“Unnecessary antibiotic use may contribute to the rise in antibiotic-resistant infections. This test may help clinicians make antibiotic treatment decisions,” Alberto Gutierrez, PhD, director of the Office of In Vitro Diagnostics and Radiological Health at the FDA’s Center for Devices and Radiological Health, said about the PCT assay in a news release.
In addition to authorizing the expanded use of the Vidas Brahms PCT Assay, the FDA is now allowing the marketing of the PhenoTest BC Kit (Accelerate Diagnostics Inc.) — the first to both identify pathogens that cause bloodstream infections and determine which antibiotics the pathogens will likely respond to.
Although traditional identification and antibiotic susceptibility tests take up to 24 to 48 hours to produce results, the PhenoTest BC Kit, performed on the Pheno System, can identify bacteria or yeast in approximately 1.5 hours and provides information on antibiotic susceptibility in certain pathogens within approximately 6.5 hours.
“By identifying organisms and knowing earlier which antibiotics the organism is likely to respond to, health care professionals can treat patients with bloodstream infections more appropriately,” Gutierrez said in a release.

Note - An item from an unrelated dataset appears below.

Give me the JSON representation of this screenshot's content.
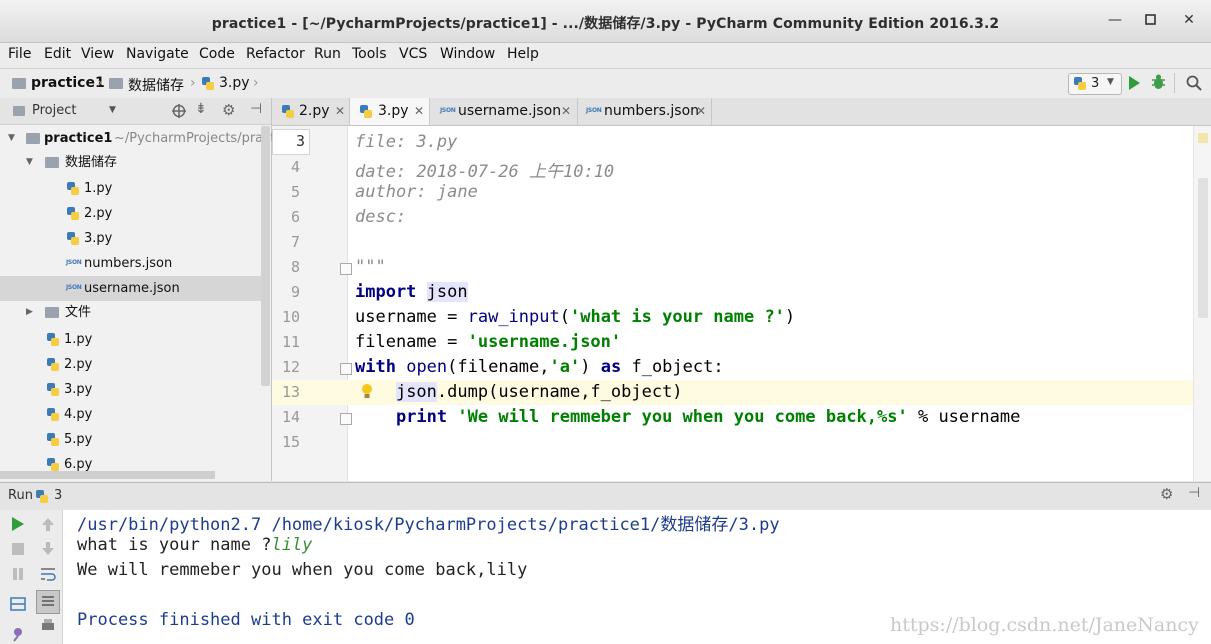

The test can detect 14 species of bacteria and two species of yeast that cause bloodstream infections. It also provides antibiotic sensitivity information on 18 selected antibiotics for a subset of detected organisms and can identify the presence of two indications of resistance.
The marketing approval is based largely on a review of 1,850 positive blood cultures in which the PhenoTest BC Kit exceeded FDA requirements for identification and antimicrobial susceptibility testing, according to a press release from the manufacturer. The trial involved more than 39,000 tests across 13 trial sites. Results showed that the PhenoTest BC Kit performed with an overall sensitivity of 97.4% and a specificity of 99.3% for identification. Compared with standard broth microdilution, the overall essential and categorical agreement for susceptibility was 96.3% and 96.4%, respectively, the release said.
Disclosure: Gutierrez reports no relevant financial disclosures.